Compute how many lines in the entries below include the string "detail". Only the number is wanted.

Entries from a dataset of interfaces
□ □ □ □
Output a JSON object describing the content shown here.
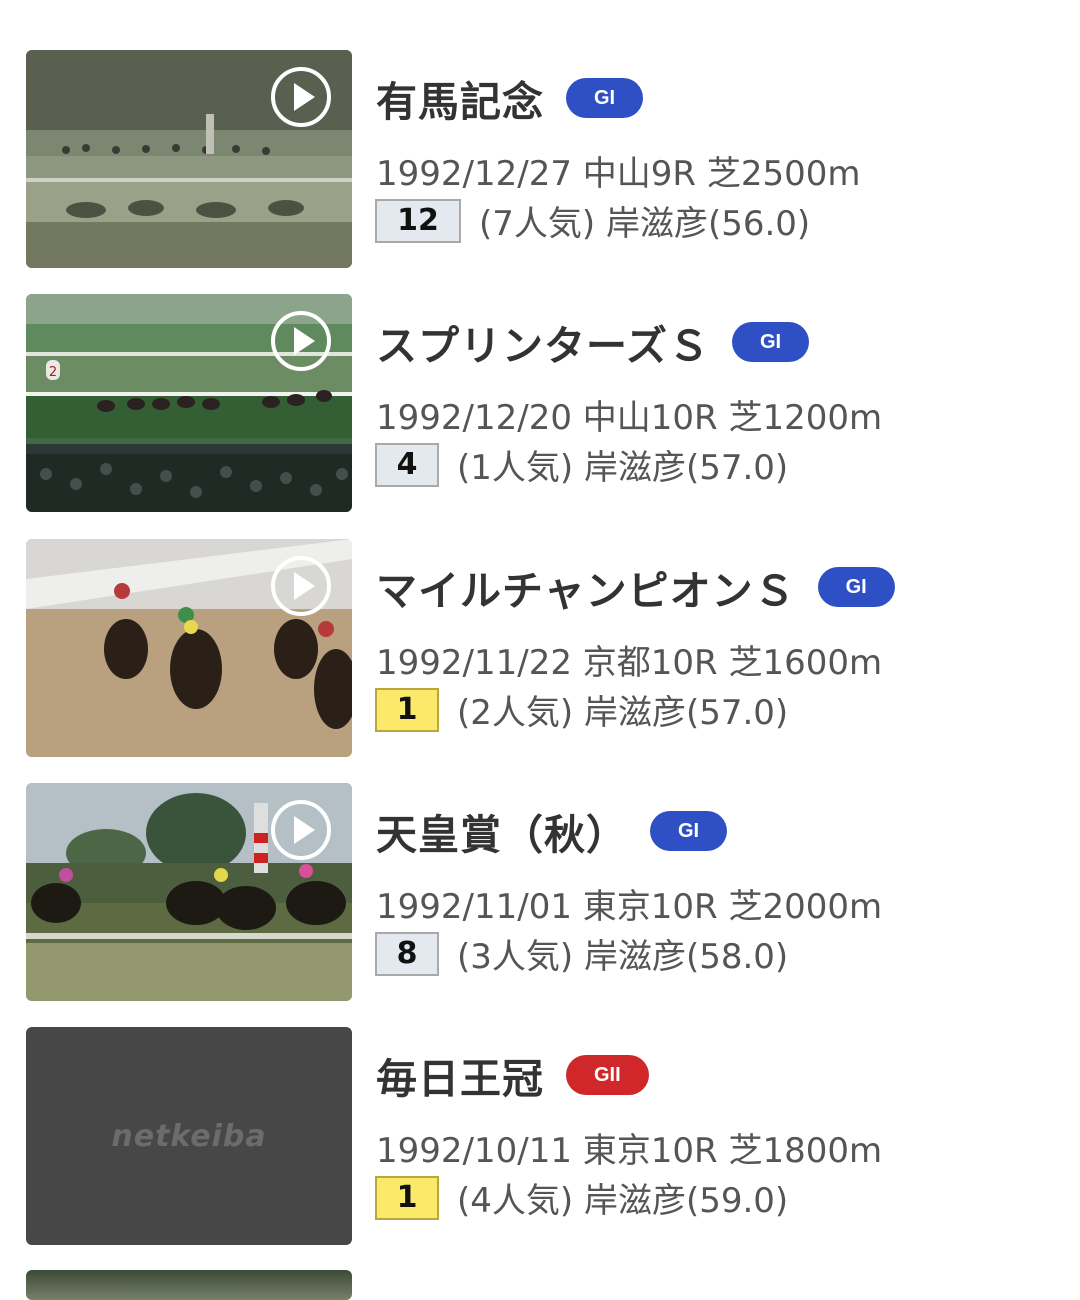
{
  "races": [
    {
      "title": "有馬記念",
      "grade": "GI",
      "info": "1992/12/27 中山9R 芝2500m",
      "rank": "12",
      "detail": "(7人気) 岸滋彦(56.0)",
      "has_video": true
    },
    {
      "title": "スプリンターズＳ",
      "grade": "GI",
      "info": "1992/12/20 中山10R 芝1200m",
      "rank": "4",
      "detail": "(1人気) 岸滋彦(57.0)",
      "has_video": true
    },
    {
      "title": "マイルチャンピオンＳ",
      "grade": "GI",
      "info": "1992/11/22 京都10R 芝1600m",
      "rank": "1",
      "detail": "(2人気) 岸滋彦(57.0)",
      "has_video": true
    },
    {
      "title": "天皇賞（秋）",
      "grade": "GI",
      "info": "1992/11/01 東京10R 芝2000m",
      "rank": "8",
      "detail": "(3人気) 岸滋彦(58.0)",
      "has_video": true
    },
    {
      "title": "毎日王冠",
      "grade": "GII",
      "info": "1992/10/11 東京10R 芝1800m",
      "rank": "1",
      "detail": "(4人気) 岸滋彦(59.0)",
      "has_video": false
    }
  ],
  "placeholder_logo": "netkeiba",
  "colors": {
    "grade_g1": "#2f4fc4",
    "grade_g2": "#d0282a",
    "rank_winner": "#fbe96b",
    "rank_default": "#e4e9ef"
  },
  "icons": {
    "play": "play-circle-icon"
  }
}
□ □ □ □
# Worked solution:
5